We drove along highways with deep ditches on other side, filled with water. Suddenly, and to the blind all things are indeed sudden, this mega theatre exploded out of the landscape. The size was unbelievable, and the gall to build it even more so. For some strange reason, all of the best agricultural land in the Greater Vancouver Region is always the first to get developed—in a world with a doubling population, where is the logic to this? The Famous Players’ Silver City, Riverport location is a giant box painted pink, blue, and yellow in the ugliest pattern possible. The theatre’s slogan is, If you build it, they will come,’ and it’s as if this theatre built in the middle of nowhere, surrounded by parking lots, bowling alleys, 8 hockey rink megaplexes, and car dealerships, is prepared to become a new city centre. Like the rest of Richmond, it lies just below sea level.
The Vancouver International Airport is in Richmond. I had a dream a few years ago, where I was running and then falling, getting up and running and falling again, on an airport runway. I could see power poles sticking out of the ocean, and wires that used to be thirty feet above the ground, resting only feet about the water. It was an earthquake, and everything around me had sunk. I don’t make a claim to a gift of prophecy, but nevertheless I’ll think twice before I build my future in Richmond. Nevertheless, it remains a nice place to visit.
On the weekend I was there, this theatre, Silver City at Riverport, Richmond, showing Titanic grossed tenth for all theatres in North America in box office receipts. Famous Players has since announced plans to create another movie theatre complex in Coquitlam, also part of Greater Vancouver, that would almost dwarf the one at Riverport with its planned 20 screens, making it potentially the biggest theatre in Canada. In the same week, I read in the newspaper that Vancouver’s GM Place, with its 20,000 capacity, was ranked the second best venue in North America for entertainment and sports. And a week later, I read in the newspaper that a $500 million theme park has been proposed for elsewhere in Greater Vancouver.
Rarely has a movie ever so moved me as Titanic. Of course, sceptics, and there have been so many, have denounced it, mocking its phoney dialogue, its moralistic pretensions, and even its special effects. I am not one of these people. I gave all of my heart to the screen, while watching the movie. When Jack and Rose made love in the spacious backseat of a car in the ship’s storage compartment, and they looked in each other’s eyes, lost in the frenzy of the lover’s gaze, and shook with joy and bewilderment, then I shook, too. The movie was like a perfect dream, and the scenes that have been criticized as fake or nostalgic looking only served to further this dream effect. But like any wonderful dream, it hurt to wake up.

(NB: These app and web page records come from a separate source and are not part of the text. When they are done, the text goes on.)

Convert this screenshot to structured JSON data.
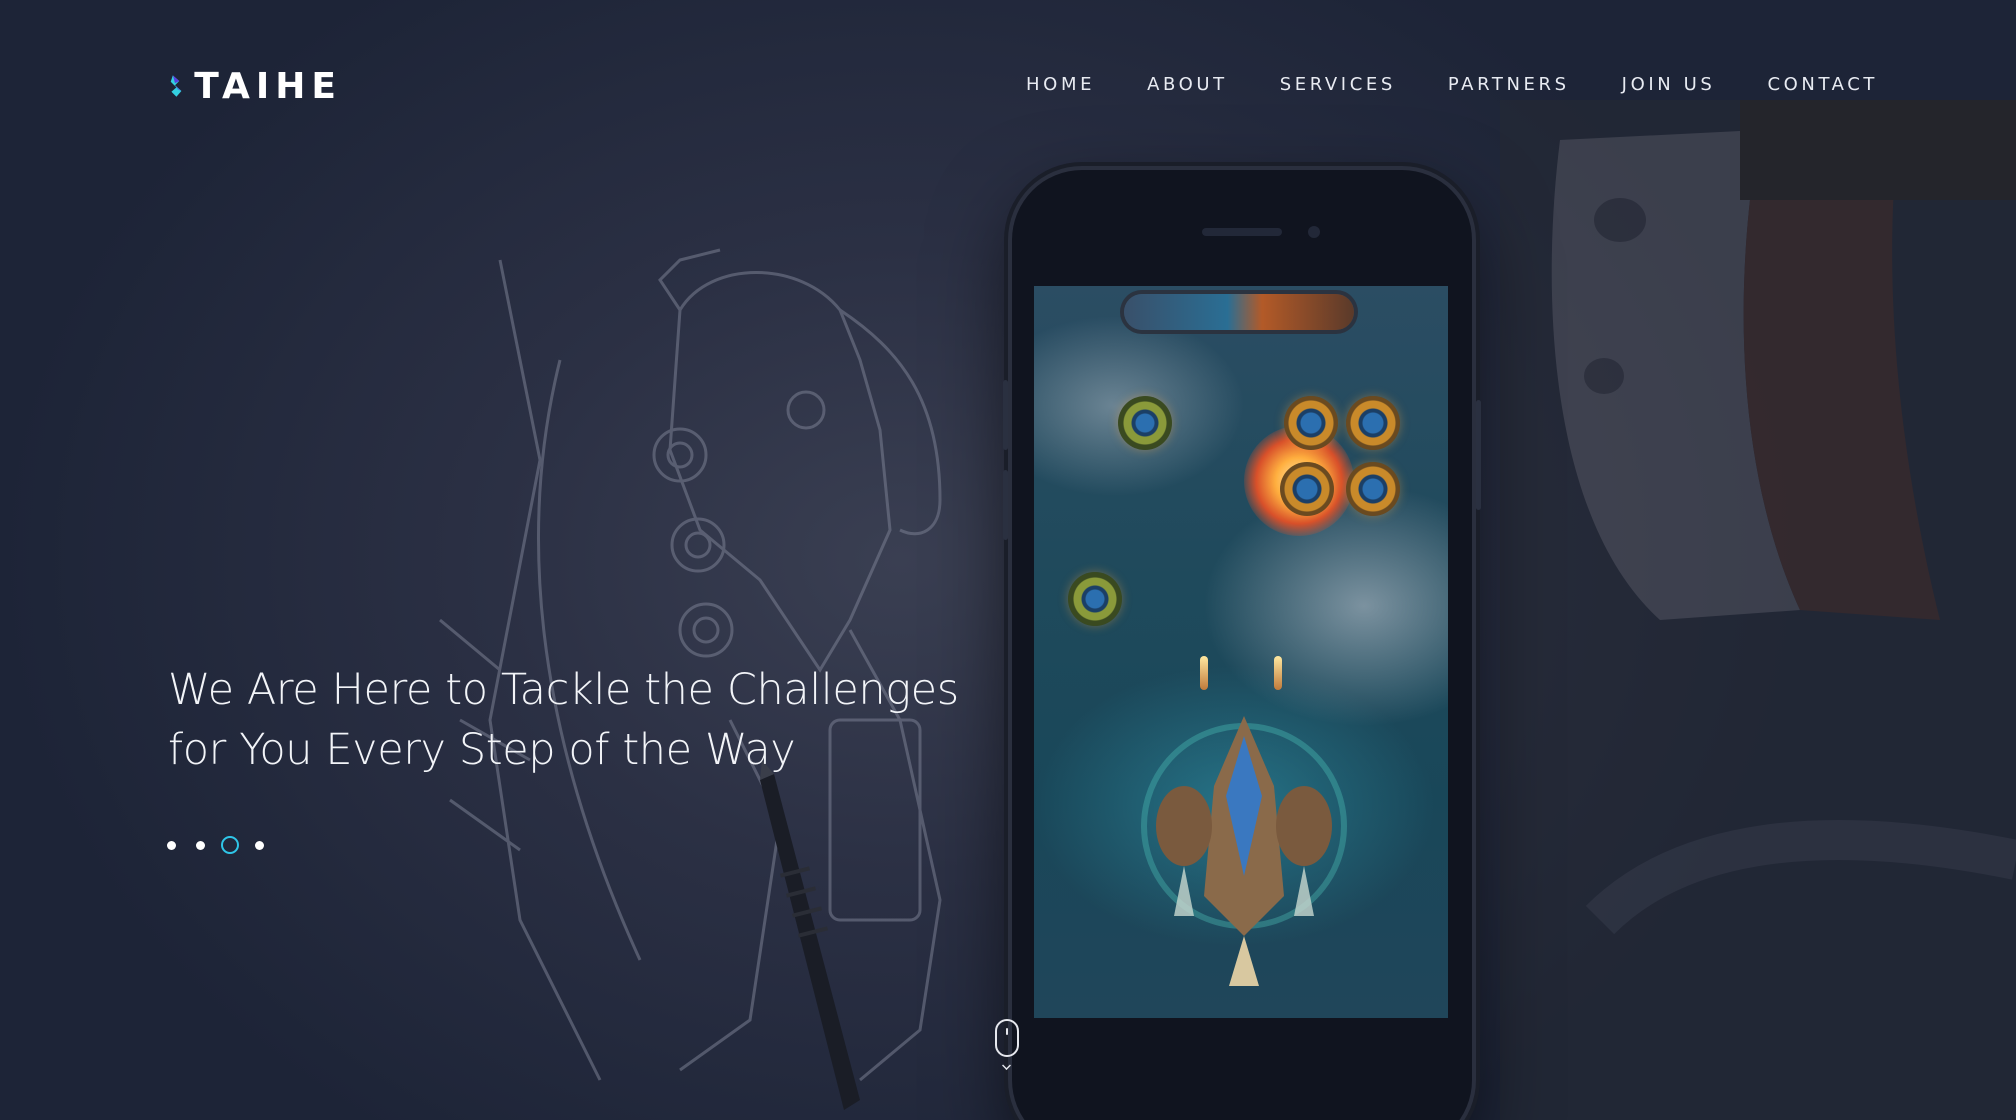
{
  "brand": {
    "name": "TAIHE",
    "logo_text": "TAIHE",
    "colors": {
      "accent": "#2fc6e8",
      "logo_primary": "#33d0e0",
      "logo_secondary": "#5a3ee0"
    }
  },
  "nav": {
    "items": [
      {
        "label": "HOME"
      },
      {
        "label": "ABOUT"
      },
      {
        "label": "SERVICES"
      },
      {
        "label": "PARTNERS"
      },
      {
        "label": "JOIN US"
      },
      {
        "label": "CONTACT"
      }
    ]
  },
  "hero": {
    "headline_line1": "We Are Here to Tackle the Challenges",
    "headline_line2": "for You Every Step of the Way",
    "slider": {
      "total_slides": 4,
      "active_index": 2
    },
    "scroll_indicator": "mouse-scroll-icon"
  }
}
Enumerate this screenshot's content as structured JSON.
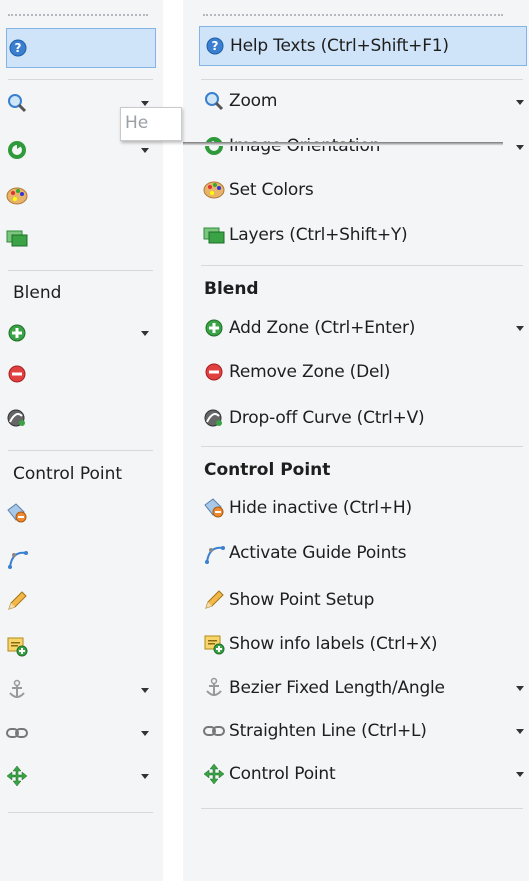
{
  "narrow": {
    "sections": {
      "blend": "Blend",
      "control_point": "Control Point"
    },
    "icons": [
      "help-icon",
      "zoom-icon",
      "rotate-icon",
      "palette-icon",
      "layers-icon",
      "add-zone-icon",
      "remove-zone-icon",
      "dropoff-curve-icon",
      "hide-inactive-icon",
      "guide-points-icon",
      "pencil-icon",
      "info-labels-icon",
      "anchor-icon",
      "chain-link-icon",
      "control-point-icon"
    ]
  },
  "tooltip": {
    "text": "He"
  },
  "wide": {
    "items": {
      "help": "Help Texts (Ctrl+Shift+F1)",
      "zoom": "Zoom",
      "orientation": "Image Orientation",
      "colors": "Set Colors",
      "layers": "Layers (Ctrl+Shift+Y)",
      "add_zone": "Add Zone (Ctrl+Enter)",
      "remove_zone": "Remove Zone (Del)",
      "dropoff": "Drop-off Curve (Ctrl+V)",
      "hide_inactive": "Hide inactive (Ctrl+H)",
      "guide_points": "Activate Guide Points",
      "point_setup": "Show Point Setup",
      "info_labels": "Show info labels (Ctrl+X)",
      "bezier": "Bezier Fixed Length/Angle",
      "straighten": "Straighten Line (Ctrl+L)",
      "control_point": "Control Point"
    },
    "sections": {
      "blend": "Blend",
      "control_point": "Control Point"
    }
  },
  "colors": {
    "selected_bg": "#cfe4f8",
    "selected_border": "#84b4e3",
    "panel_bg": "#f4f5f6"
  }
}
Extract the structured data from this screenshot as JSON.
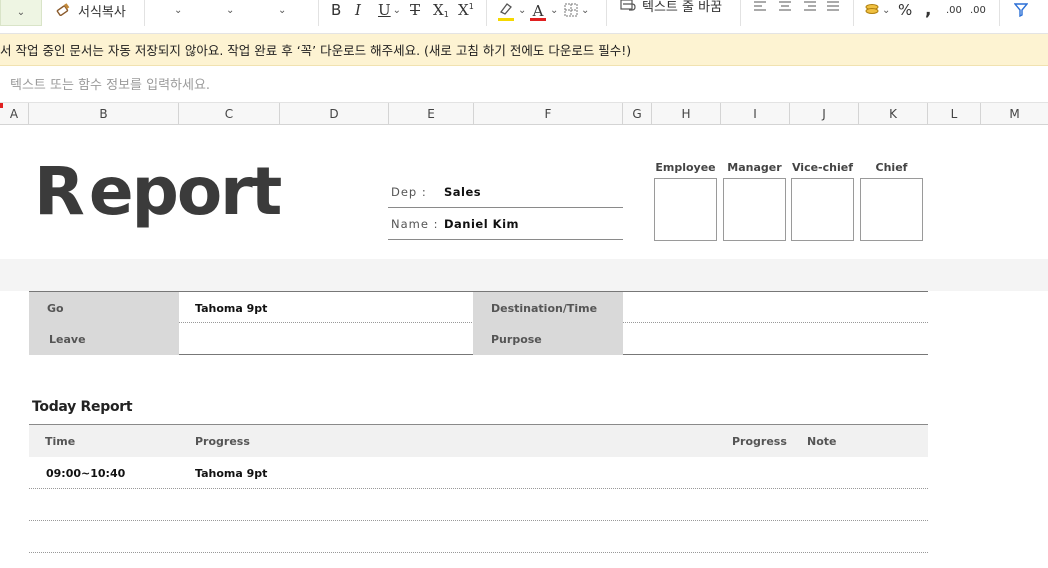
{
  "toolbar": {
    "format_painter_label": "서식복사",
    "wrap_text_label": "텍스트 줄 바꿈",
    "bold": "B",
    "italic": "I",
    "underline": "U",
    "strikethrough": "T",
    "subscript": "X",
    "superscript": "X",
    "font_color_letter": "A",
    "percent": "%",
    "comma": ",",
    "decimal_increase": ".00",
    "decimal_decrease": ".00",
    "highlight_color": "#f5d800",
    "font_color": "#e02020"
  },
  "notice": {
    "text": "서 작업 중인 문서는 자동 저장되지 않아요. 작업 완료 후 ‘꼭’ 다운로드 해주세요. (새로 고침 하기 전에도 다운로드 필수!)"
  },
  "formula_bar": {
    "placeholder": "텍스트 또는 함수 정보를 입력하세요."
  },
  "columns": [
    "A",
    "B",
    "C",
    "D",
    "E",
    "F",
    "G",
    "H",
    "I",
    "J",
    "K",
    "L",
    "M"
  ],
  "report": {
    "title_first": "R",
    "title_rest": "eport",
    "dep_label": "Dep  :",
    "dep_value": "Sales",
    "name_label": "Name :",
    "name_value": "Daniel Kim",
    "approvals": [
      "Employee",
      "Manager",
      "Vice-chief",
      "Chief"
    ],
    "go_label": "Go",
    "go_value": "Tahoma 9pt",
    "leave_label": "Leave",
    "leave_value": "",
    "destination_label": "Destination/Time",
    "destination_value": "",
    "purpose_label": "Purpose",
    "purpose_value": "",
    "today_title": "Today Report",
    "table_headers": {
      "time": "Time",
      "progress": "Progress",
      "progress2": "Progress",
      "note": "Note"
    },
    "rows": [
      {
        "time": "09:00~10:40",
        "progress": "Tahoma 9pt",
        "progress2": "",
        "note": ""
      },
      {
        "time": "",
        "progress": "",
        "progress2": "",
        "note": ""
      },
      {
        "time": "",
        "progress": "",
        "progress2": "",
        "note": ""
      }
    ]
  }
}
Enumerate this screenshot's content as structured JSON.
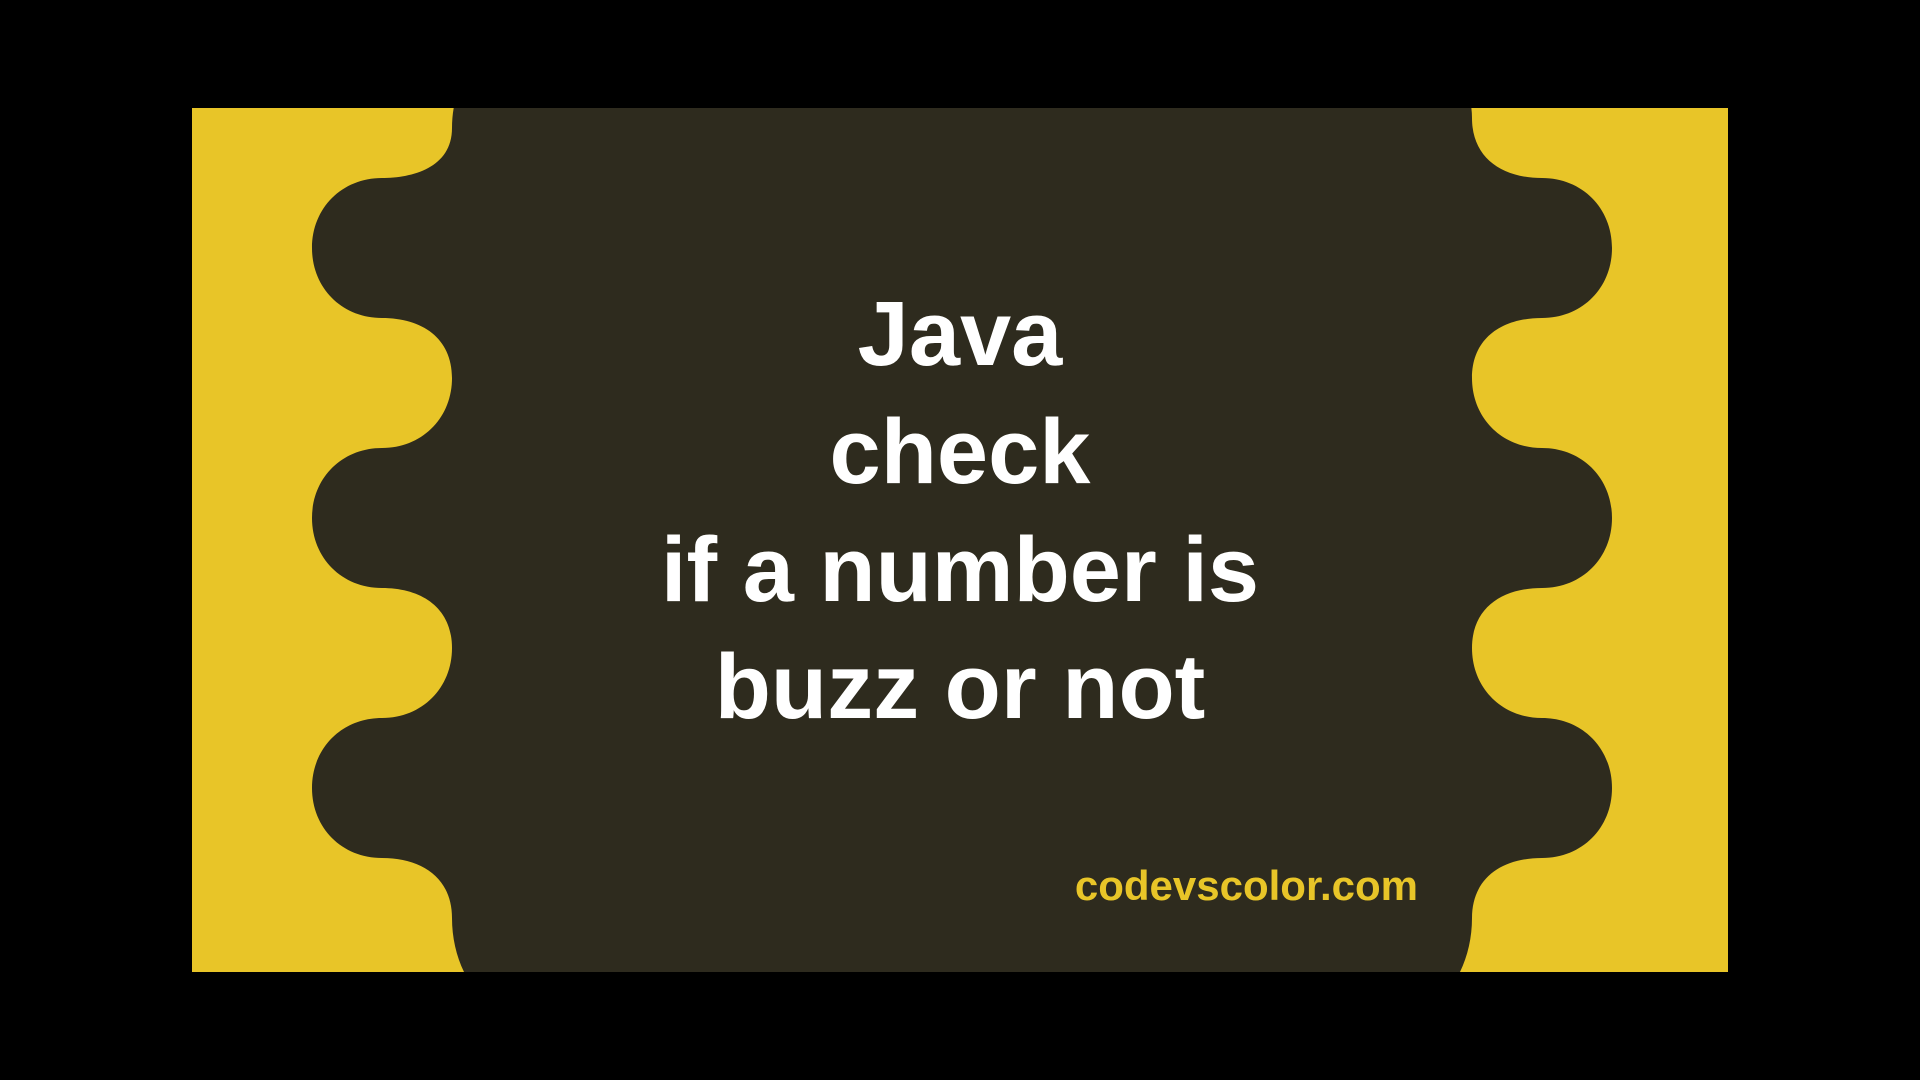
{
  "title_lines": {
    "l1": "Java",
    "l2": "check",
    "l3": "if a number is",
    "l4": "buzz or not"
  },
  "watermark": "codevscolor.com",
  "colors": {
    "background": "#e8c528",
    "blob": "#2e2b1e",
    "text": "#ffffff"
  }
}
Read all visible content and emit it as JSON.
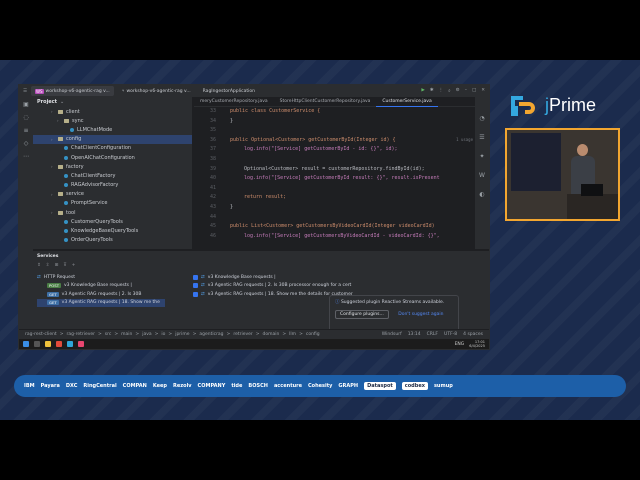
{
  "ide": {
    "titlebar": {
      "tabs": [
        {
          "badge": "WS",
          "label": "workshop-v6-agentic-rag v..."
        },
        {
          "badge": "",
          "label": "workshop-v6-agentic-rag v..."
        },
        {
          "badge": "",
          "label": "RagIngestorApplication"
        }
      ]
    },
    "project": {
      "title": "Project",
      "tree": [
        {
          "label": "client",
          "kind": "folder",
          "indent": 3
        },
        {
          "label": "sync",
          "kind": "folder",
          "indent": 4
        },
        {
          "label": "LLMChatMode",
          "kind": "class",
          "indent": 5
        },
        {
          "label": "config",
          "kind": "folder",
          "indent": 3,
          "selected": true
        },
        {
          "label": "ChatClientConfiguration",
          "kind": "class",
          "indent": 4
        },
        {
          "label": "OpenAIChatConfiguration",
          "kind": "class",
          "indent": 4
        },
        {
          "label": "factory",
          "kind": "folder",
          "indent": 3
        },
        {
          "label": "ChatClientFactory",
          "kind": "class",
          "indent": 4
        },
        {
          "label": "RAGAdvisorFactory",
          "kind": "class",
          "indent": 4
        },
        {
          "label": "service",
          "kind": "folder",
          "indent": 3
        },
        {
          "label": "PromptService",
          "kind": "class",
          "indent": 4
        },
        {
          "label": "tool",
          "kind": "folder",
          "indent": 3
        },
        {
          "label": "CustomerQueryTools",
          "kind": "class",
          "indent": 4
        },
        {
          "label": "KnowledgeBaseQueryTools",
          "kind": "class",
          "indent": 4
        },
        {
          "label": "OrderQueryTools",
          "kind": "class",
          "indent": 4
        }
      ]
    },
    "editor": {
      "tabs": [
        {
          "label": "meryCustomerRepository.java",
          "active": false
        },
        {
          "label": "StoreHttpClientCustomerRepository.java",
          "active": false
        },
        {
          "label": "CustomerService.java",
          "active": true
        }
      ],
      "usage_hint": "1 usage",
      "lines": [
        {
          "n": "33",
          "text": "public class CustomerService {"
        },
        {
          "n": "34",
          "text": "}"
        },
        {
          "n": "35",
          "text": ""
        },
        {
          "n": "36",
          "text": "public Optional<Customer> getCustomerById(Integer id) {"
        },
        {
          "n": "37",
          "text": "log.info(\"[Service] getCustomerById - id: {}\", id);"
        },
        {
          "n": "38",
          "text": ""
        },
        {
          "n": "39",
          "text": "Optional<Customer> result = customerRepository.findById(id);"
        },
        {
          "n": "40",
          "text": "log.info(\"[Service] getCustomerById result: {}\", result.isPresent"
        },
        {
          "n": "41",
          "text": ""
        },
        {
          "n": "42",
          "text": "return result;"
        },
        {
          "n": "43",
          "text": "}"
        },
        {
          "n": "44",
          "text": ""
        },
        {
          "n": "45",
          "text": "public List<Customer> getCustomersByVideoCardId(Integer videoCardId)"
        },
        {
          "n": "46",
          "text": "log.info(\"[Service] getCustomersByVideoCardId - videoCardId: {}\","
        }
      ]
    },
    "services": {
      "title": "Services",
      "left_rows": [
        {
          "method": "",
          "label": "HTTP Request",
          "selected": false
        },
        {
          "method": "POST",
          "label": "v3 Knowledge Base requests |",
          "selected": false
        },
        {
          "method": "GET",
          "label": "v3 Agentic RAG requests | 2. Is 30B",
          "selected": false
        },
        {
          "method": "GET",
          "label": "v3 Agentic RAG requests | 18. Show me the",
          "selected": true
        }
      ],
      "right_rows": [
        "v3 Knowledge Base requests |",
        "v3 Agentic RAG requests | 2. Is 30B processor enough for a cert",
        "v3 Agentic RAG requests | 18. Show me the details for customer"
      ]
    },
    "popup": {
      "message": "Suggested plugin Reactive Streams available.",
      "configure": "Configure plugins...",
      "dismiss": "Don't suggest again"
    },
    "statusbar": {
      "breadcrumb": [
        "rag-rest-client",
        ">",
        "rag-retriever",
        ">",
        "src",
        ">",
        "main",
        ">",
        "java",
        ">",
        "io",
        ">",
        "jprime",
        ">",
        "agenticrag",
        ">",
        "retriever",
        ">",
        "domain",
        ">",
        "llm",
        ">",
        "config"
      ],
      "right": [
        "Windsurf",
        "13:14",
        "CRLF",
        "UTF-8",
        "4 spaces"
      ]
    },
    "taskbar": {
      "lang": "ENG",
      "time": "17:01",
      "date": "6/4/2025"
    }
  },
  "brand": {
    "name_j": "j",
    "name_rest": "Prime"
  },
  "sponsors": [
    "IBM",
    "Payara",
    "DXC",
    "RingCentral",
    "COMPAN",
    "Keep",
    "Rezolv",
    "COMPANY",
    "tide",
    "BOSCH",
    "accenture",
    "Cohesity",
    "GRAPH",
    "Dataspot",
    "codbex",
    "sumup"
  ]
}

Never have I left a movie so thoroughly miserable as when I left Titanic. I wish it never ended, so lost was I in its raptures. Never has a movie made everyday life seem so pithy, so ridiculous, so wasted. Right now, pleasure and fun and romance and everything else is so close at hand, but I cannot touch it. To borrow from one who borrowed, the only thing that stands between us and revolution is the megaplex. It is that complex.